Return on Sales

What is the Return on Sales?

The return on sales is the operating profit of the business expressed as a percentage of the revenue. It is a measure of the level of true income a business generates on its sales. It is calculated by dividing operating profit by revenue.

Formula for Return on Sales

The return on sales formula is as follows:

Return on Sales = Operating Profit / Revenue x 100%
  • Operating Profit is found on the income statement.
  • Revenue is also found in the income statement.

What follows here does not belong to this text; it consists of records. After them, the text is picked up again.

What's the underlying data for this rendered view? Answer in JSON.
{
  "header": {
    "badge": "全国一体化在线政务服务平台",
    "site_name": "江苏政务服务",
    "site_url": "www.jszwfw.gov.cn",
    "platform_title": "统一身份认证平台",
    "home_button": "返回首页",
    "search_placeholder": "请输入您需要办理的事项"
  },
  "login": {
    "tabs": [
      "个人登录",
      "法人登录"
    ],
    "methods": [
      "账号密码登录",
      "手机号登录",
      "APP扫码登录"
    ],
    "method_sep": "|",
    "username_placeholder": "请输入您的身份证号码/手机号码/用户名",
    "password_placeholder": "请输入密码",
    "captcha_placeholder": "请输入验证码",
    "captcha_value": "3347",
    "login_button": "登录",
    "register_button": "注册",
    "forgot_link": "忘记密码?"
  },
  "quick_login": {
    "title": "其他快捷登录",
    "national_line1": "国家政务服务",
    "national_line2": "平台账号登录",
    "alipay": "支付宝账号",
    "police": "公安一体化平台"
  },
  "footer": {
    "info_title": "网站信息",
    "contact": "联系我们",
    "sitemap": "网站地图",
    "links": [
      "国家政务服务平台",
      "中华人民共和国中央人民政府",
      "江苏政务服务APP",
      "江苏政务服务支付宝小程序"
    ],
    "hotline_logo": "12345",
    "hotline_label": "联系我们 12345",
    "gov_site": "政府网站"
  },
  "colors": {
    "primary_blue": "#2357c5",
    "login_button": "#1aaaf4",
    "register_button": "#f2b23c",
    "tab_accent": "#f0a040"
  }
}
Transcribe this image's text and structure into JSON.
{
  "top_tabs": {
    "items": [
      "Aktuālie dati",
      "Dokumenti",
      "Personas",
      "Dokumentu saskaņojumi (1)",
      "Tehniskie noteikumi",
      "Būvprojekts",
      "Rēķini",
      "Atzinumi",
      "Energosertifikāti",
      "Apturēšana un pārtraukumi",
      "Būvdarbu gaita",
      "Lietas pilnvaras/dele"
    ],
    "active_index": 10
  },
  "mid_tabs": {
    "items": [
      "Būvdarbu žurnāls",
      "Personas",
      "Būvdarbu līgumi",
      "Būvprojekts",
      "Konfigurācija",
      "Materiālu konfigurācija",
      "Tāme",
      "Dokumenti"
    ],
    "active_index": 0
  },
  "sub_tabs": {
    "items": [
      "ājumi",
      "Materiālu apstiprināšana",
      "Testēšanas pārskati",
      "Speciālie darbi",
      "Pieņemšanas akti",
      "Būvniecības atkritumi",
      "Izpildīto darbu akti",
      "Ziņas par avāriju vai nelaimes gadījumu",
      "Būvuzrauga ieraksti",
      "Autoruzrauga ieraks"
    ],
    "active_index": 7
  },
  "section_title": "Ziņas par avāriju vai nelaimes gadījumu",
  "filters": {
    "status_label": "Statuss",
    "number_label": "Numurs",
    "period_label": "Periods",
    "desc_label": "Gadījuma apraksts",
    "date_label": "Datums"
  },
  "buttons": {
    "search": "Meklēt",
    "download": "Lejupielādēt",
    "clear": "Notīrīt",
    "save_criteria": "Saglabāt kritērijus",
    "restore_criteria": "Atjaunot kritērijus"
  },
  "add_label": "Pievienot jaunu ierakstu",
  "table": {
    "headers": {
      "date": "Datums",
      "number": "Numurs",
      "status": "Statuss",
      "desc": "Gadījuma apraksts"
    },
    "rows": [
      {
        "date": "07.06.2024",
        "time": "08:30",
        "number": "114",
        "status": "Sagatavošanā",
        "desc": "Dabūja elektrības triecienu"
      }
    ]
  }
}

It may be called Sales or Turnover.

How do you calculate Return on Sales Ratio?

Income statement
Revenue 440,000
Cost of sales 176,000
Gross profit 264,000
Overheads 200,000
Operating profit 64,000
Interest 20,000
Tax 9,000
Net income 35,000

In the example above the operating profit is 64,000 and the revenue is 440,000. The return on sales is given by using the formula Return on Sales = Operating profit / Revenue x 100% = 64,000 / 440,000 = 14.55%.

What does the Return on Sales show?

The return on sales shows how much of the revenue is left after deducting the cost of sales and operating overheads and depreciation.

The return on sales measures the ability of a business to manage its costs and overheads efficiently and to withstand adverse trading conditions.

Useful tips for using the Return on Sales

  • The return on net sales will vary from industry to industry, so it is important to make comparisons to similar businesses in your sector. If your return on sales is substantially different from other businesses within your sector it will need investigation to ascertain why. A low return on sales might indicate that your selling prices are too low or your costs are too high compared to competitors. A much higher return on sales relative to competitors may indicate that you have not fully understood your costings and items have been omitted.
  • The aim is to get the return on net sales as high as possible. This could be achieved by reducing the costs of the product by design or production efficiency, by reducing overheads or by increasing the selling price and sales volume, if the market will permit.
  • One off items should be excluded from both revenue and operating profit, as the return on sales is a measure of the operating performance of the business.
Return on Sales November 6th, 2016Team

You May Also Like


Related pages


cogs percentagefixed manufacturing overhead variancerule of 78 amortization schedulemeaning of operating cyclecreditor collection periodfuture value interest factor of an annuitywhen is the unearned revenue recognized in the financial statementsintercompany payables and receivablestrial balance for dummieswhat is overhead absorptionhow to calculate material usage variancejournal entry capital leasecalculate total fixed cost formulapv of a perpetuitybreakeven calculatorsaccruals balance sheetprepayments in balance sheetpetty cash reconciliation formhow to calculate annuity present valuedebt calculator excelmarkup on cost vs markup on selling priceinventory turnover in days formulameaning of unpresented chequemarkup calcformula for debtors turnover ratiotrade payable dayshow to figure out a lease paymentannuity discount ratedefinition cashiers checkfuture value of an annuity formulafree petty cash log templateassets liabilities capital equationformula for fixed assets coverage ratiocos bookkeepingfinished goods inventory formulawhat type of account is a suspense accountbookkeeping with exceldefinition of absorption costingbond discount amortization calculatoramortization meaning in accountingaccounting closing entries processcontinuous compounding equationpresent future value formulafv growing annuityfuture value of annuity excelexamples of accounting equationppe disposalwhich of these equations shows how installment loans are calculatedprepayment journal entriessupplies on hand adjusting entrysample of retained earnings statementlifo vs fifo inventorylessor accounting examplewhat are deferrals in accountingassets and liabilities equationdouble entry records for depreciationtrade discount accountingfundamental accounting equation examplesstraight line amortization tablediscounting of receivableschart of accounts for merchandising businesspresent value of a lump sum calculatorlabour costing in cost accountingexample of inventory turnoverpayroll journal entries exampleseffective monthly rate calculatorunrealized loss journal entryaccounting for intangiblescost of ending inventoryliquidity ratio formulabookkeeping t accountserror of omission in accounting exampleformula for total asset turnover